main-content
Top

14-04-2010 | Mental health | Article

Patients’ insight, knowledge of psychotic symptoms aid functional remission

Abstract

Free abstract

MedWire News: Patients with psychotic symptoms who have good insight into their illness, are knowledgeable of warning signs and drug treatments, and employ good coping strategies tend to have good treatment outcomes, a naturalistic study suggests.

The study “emphasizes the importance of cognitive enhancements and specific teachings to patients not in functional remission to enable them to better deal with and understand their treatments, their illness, and its consequences,” say Malin Alenius (Uppsala University, Sweden) and colleagues in the journal Social Psychiatry and Psychiatric Epidemiology.

The researchers used patient interviews and information gathered from patient drug charts to investigate the knowledge and insight in relation to treatment response in all patients at the Psychosis Outpatient Care Clinic of Jönköping in Sweden.

Using the CANSEPT classification method, the researchers divided the patients into those who were in functional remission (n=38) and those who were not (n=78).

The two groups did not differ significantly in their awareness of their psychiatric symptoms and the number who knew their correct diagnosis.

However, the SPKS knowledge of illness and drugs rating scale showed that 37% of patients in functional remission had insight into the association between their symptoms and their current diagnosis, compared with just 10% of patients not in functional remission – a statistically significant difference.

Moreover, the warning signs preceding worsening of psychosis were recognized by 50% of patients in functional remission, compared with just 26% of non-functional remission patients.

The researchers note that a similar percentage of patients in each group knew how to react to warning signs, but a significantly higher proportion of patients in the non-functional remission group had no strategy on how to react to warning signs, at 23% compared with 8% of patients in the functional remission group.

A similar, but nonsignificant, trend was seen for residual symptoms.

Only 45% of patients knew the name or the dosage of their drugs, and a significantly higher proportion of those who knew both were in the functional remission group, at 61% versus 41% of patients not in functional remission.

Those in functional remission were also more likely than patients not in functional remission to know the advantages of taking their prescribed drugs.

“Our study points to the lack of knowledge and insight displayed by many patients who are not in functional remission,” say Alenius and co-workers.

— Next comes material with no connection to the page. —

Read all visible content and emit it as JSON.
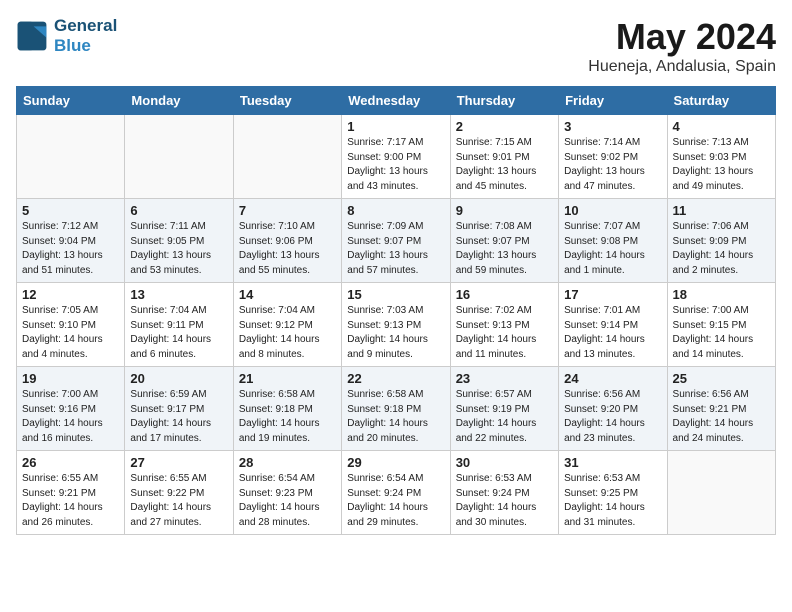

“This lack of knowledge and insight may considerably affect a person’s autonomy and sense of meaning.”

MedWire (www.medwire-news.md) is an independent clinical news service provided by Current Medicine Group, a trading division of Springer Healthcare Limited. © Springer Healthcare Ltd; 2010

By Lucy Piper

Related topics